-- United States is particular good at creating innovation.
And, even though the electric cars in our film were destroyed
-- a lot of new electric technology is coming to the forefront
now. For instance there's the plug-in
BRANCACCIO: Plug in
Now, for people to understand this -- typically -- if people
don't understand this, a hybrid now, you never plug in. You
either turn it over, gas engine runs it and puts energy into
the electric part of it, but it doesn't plug in the
PAINE: Right, yeah. Well, the difference
with the plug in hybrid is you take your hybrid car and at
nighttime you plug it in your garage and it charges overnight
and then the first 40, 50 miles of your next day driving is
all electricity. So, your gas never kicks on. So, suddenly
you're seeing the equivalent of 150 miles per gallon in a
BRANCACCIO: And if your batteries run down
then there's a little engine to get you where you're
PAINE: Then the engine turns on and it
keeps you going.
BRANCACCIO: So some people are
making these modifications, turning hybrids into the plug in
PAINE: Right, right -- right now it's
mostly people doing conversion kits. But -- there are
rumblings from Toyota and others that -- plug-in hybrids may
be coming around the corner. I -- I'm hoping to hear it out of
-- General Motors and Ford too.
They could do it, it's
just they don't -- so far, they've lacked the will to really
invest in electricity as a way to power
BRANCACCIO: But if you're bucking for sort
of the ultimate revolution here in clean transportation, you
gotta have a bigger coalition than these kind of Tom Hanks, Ed
Begley Jr. characters that you've got in the film who love
their EV1 cars. You need more people focused on
PAINE: Yeah. Well, in the film -- at the
end of the film, we have -- what is this new coalition? And
this includes -- what groups do we have?
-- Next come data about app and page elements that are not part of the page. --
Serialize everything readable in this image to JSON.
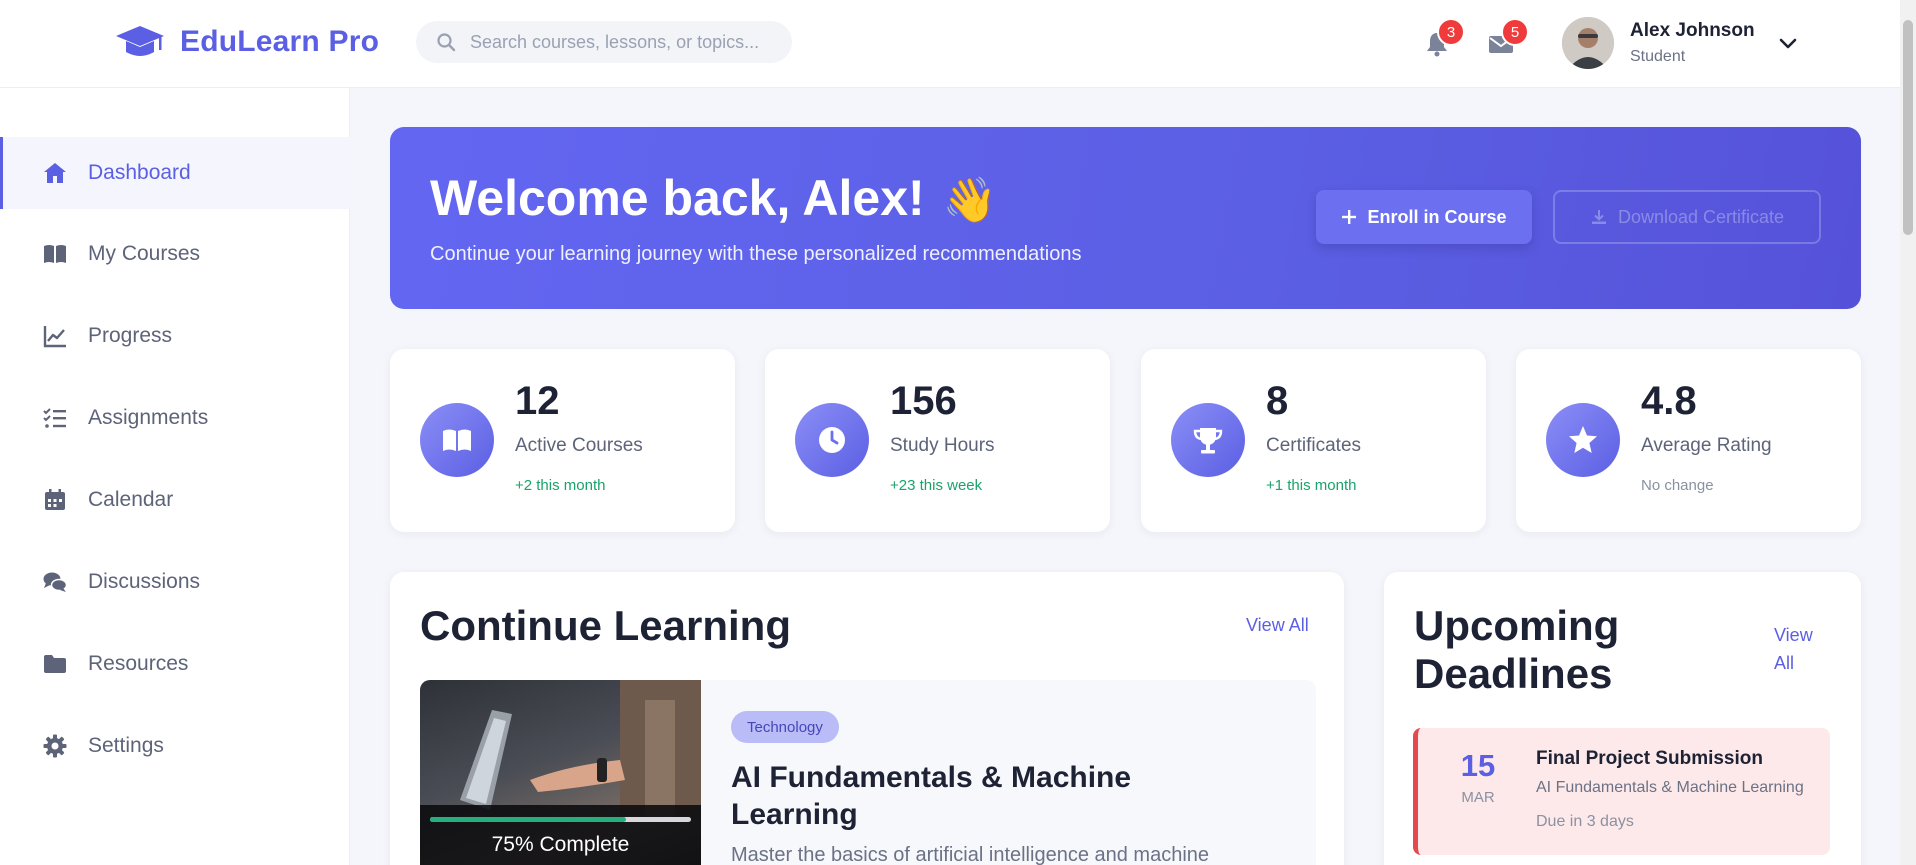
{
  "app": {
    "name": "EduLearn Pro",
    "search_placeholder": "Search courses, lessons, or topics..."
  },
  "header": {
    "notifications_count": "3",
    "messages_count": "5",
    "user_name": "Alex Johnson",
    "user_role": "Student"
  },
  "sidebar": {
    "items": [
      {
        "label": "Dashboard",
        "icon": "home-icon",
        "active": true
      },
      {
        "label": "My Courses",
        "icon": "book-open-icon"
      },
      {
        "label": "Progress",
        "icon": "line-chart-icon"
      },
      {
        "label": "Assignments",
        "icon": "tasks-icon"
      },
      {
        "label": "Calendar",
        "icon": "calendar-icon"
      },
      {
        "label": "Discussions",
        "icon": "comments-icon"
      },
      {
        "label": "Resources",
        "icon": "folder-icon"
      },
      {
        "label": "Settings",
        "icon": "gear-icon"
      }
    ]
  },
  "hero": {
    "title": "Welcome back, Alex!",
    "wave": "👋",
    "subtitle": "Continue your learning journey with these personalized recommendations",
    "enroll_label": "Enroll in Course",
    "download_label": "Download Certificate"
  },
  "stats": [
    {
      "value": "12",
      "label": "Active Courses",
      "change": "+2 this month",
      "icon": "book-open-icon"
    },
    {
      "value": "156",
      "label": "Study Hours",
      "change": "+23 this week",
      "icon": "clock-icon"
    },
    {
      "value": "8",
      "label": "Certificates",
      "change": "+1 this month",
      "icon": "trophy-icon"
    },
    {
      "value": "4.8",
      "label": "Average Rating",
      "change": "No change",
      "icon": "star-icon"
    }
  ],
  "continue_learning": {
    "title": "Continue Learning",
    "view_all": "View All",
    "course": {
      "progress_percent": 75,
      "progress_text": "75% Complete",
      "tag": "Technology",
      "title": "AI Fundamentals & Machine Learning",
      "description": "Master the basics of artificial intelligence and machine"
    }
  },
  "deadlines": {
    "title": "Upcoming Deadlines",
    "view_all": "View All",
    "items": [
      {
        "day": "15",
        "month": "MAR",
        "title": "Final Project Submission",
        "course": "AI Fundamentals & Machine Learning",
        "due": "Due in 3 days"
      }
    ]
  },
  "colors": {
    "accent": "#5b5fe3",
    "positive": "#1aa36a",
    "alert": "#e5484d"
  }
}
We have -- What Would
BRANCACCIO: So you have
BRANCACCIO: -- in making the world
a better place.
PAINE: And we have the tree
huggers and we have a lot of Reagan people that are -- part of
a group called, Set America Free.
Well, you're talking about them as neo-conservatives. What's
the neo-Conservative -- pony in this
PAINE: Well, I -- I think conservative
because these are people that look at the transportation
issues from a National Defense point of view. And they go, "If
we spent so much money protecting the flow of oil
BRANCACCIO: From the Middle East --
PAINE: From the Middle East, this was not good.
Whereas if we use electricity, this is domestically produced
and it's possible that it can be renewable. This is good for
the long term.
So, these neo-Conservatives, if you
will, have joined with the Environmentalists and really
anybody who says, "Okay, I'm done with gasoline. How can I get
off this stuff?"
BRANCACCIO: I mean, given the
price of gas these days -- given the uncertainty in the Middle
East and so forth -- one wonders if these car companies are
having second thoughts about their decisions involving the
PAINE: I think they really are. I
mean, car companies have all of these big cars sitting in
their lots right now. And even last week, Rick Wagoner at GM
said that axing the EV1 was probably the worst decision he
made on his watch.
It's too bad. I feel like the
electric car story was an example of us losing two years,
maybe five years at a time when we don't really have a lot of
time to play with.
BRANCACCIO: Well Chris, thank
you for this.
PAINE: It's been
BRANCACCIO: Chris Paine is director of,
"Who Killed the Electric Car?" It appears in some theatres in
New York and Los Angeles on June 28th. And it's likely to show
up at a theater near you sometime this summer.
that's it for NOW. From the middle of traffic somewhere, I'm
David Brancaccio. We'll see you next week.